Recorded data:

***

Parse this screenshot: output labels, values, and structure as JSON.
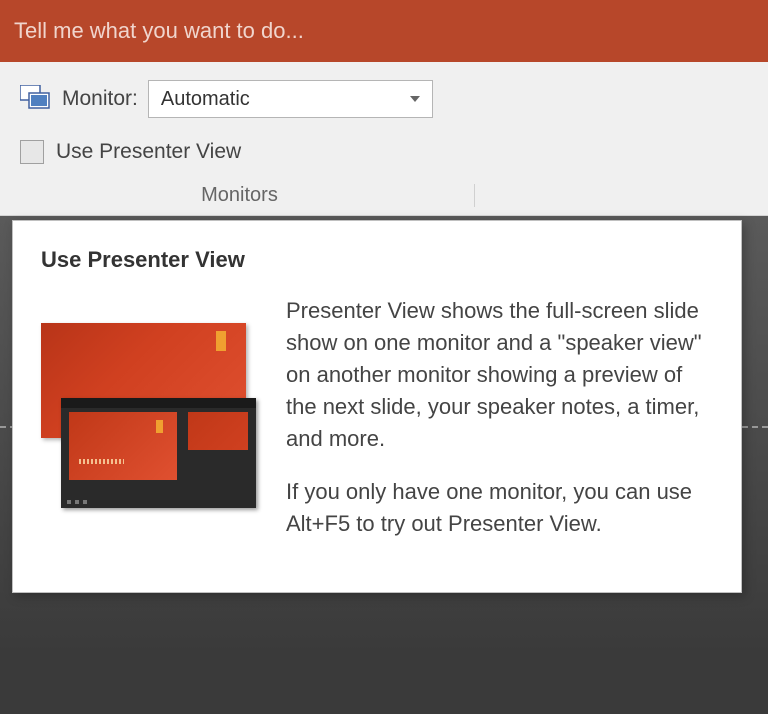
{
  "tellme": {
    "placeholder": "Tell me what you want to do..."
  },
  "ribbon": {
    "monitor_label": "Monitor:",
    "monitor_value": "Automatic",
    "presenter_check_label": "Use Presenter View",
    "group_label": "Monitors"
  },
  "tooltip": {
    "title": "Use Presenter View",
    "para1": "Presenter View shows the full-screen slide show on one monitor and a \"speaker view\" on another monitor showing a preview of the next slide, your speaker notes, a timer, and more.",
    "para2": "If you only have one monitor, you can use Alt+F5 to try out Presenter View."
  },
  "icons": {
    "monitors": "monitors-icon",
    "chevron_down": "chevron-down-icon"
  }
}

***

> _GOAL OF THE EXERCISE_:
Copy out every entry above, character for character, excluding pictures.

> _SOLUTION FOR THIS PROBLEM_:
Parse this screenshot: output labels, values, and structure as JSON.
{
  "tellme": {
    "placeholder": "Tell me what you want to do..."
  },
  "ribbon": {
    "monitor_label": "Monitor:",
    "monitor_value": "Automatic",
    "presenter_check_label": "Use Presenter View",
    "group_label": "Monitors"
  },
  "tooltip": {
    "title": "Use Presenter View",
    "para1": "Presenter View shows the full-screen slide show on one monitor and a \"speaker view\" on another monitor showing a preview of the next slide, your speaker notes, a timer, and more.",
    "para2": "If you only have one monitor, you can use Alt+F5 to try out Presenter View."
  },
  "icons": {
    "monitors": "monitors-icon",
    "chevron_down": "chevron-down-icon"
  }
}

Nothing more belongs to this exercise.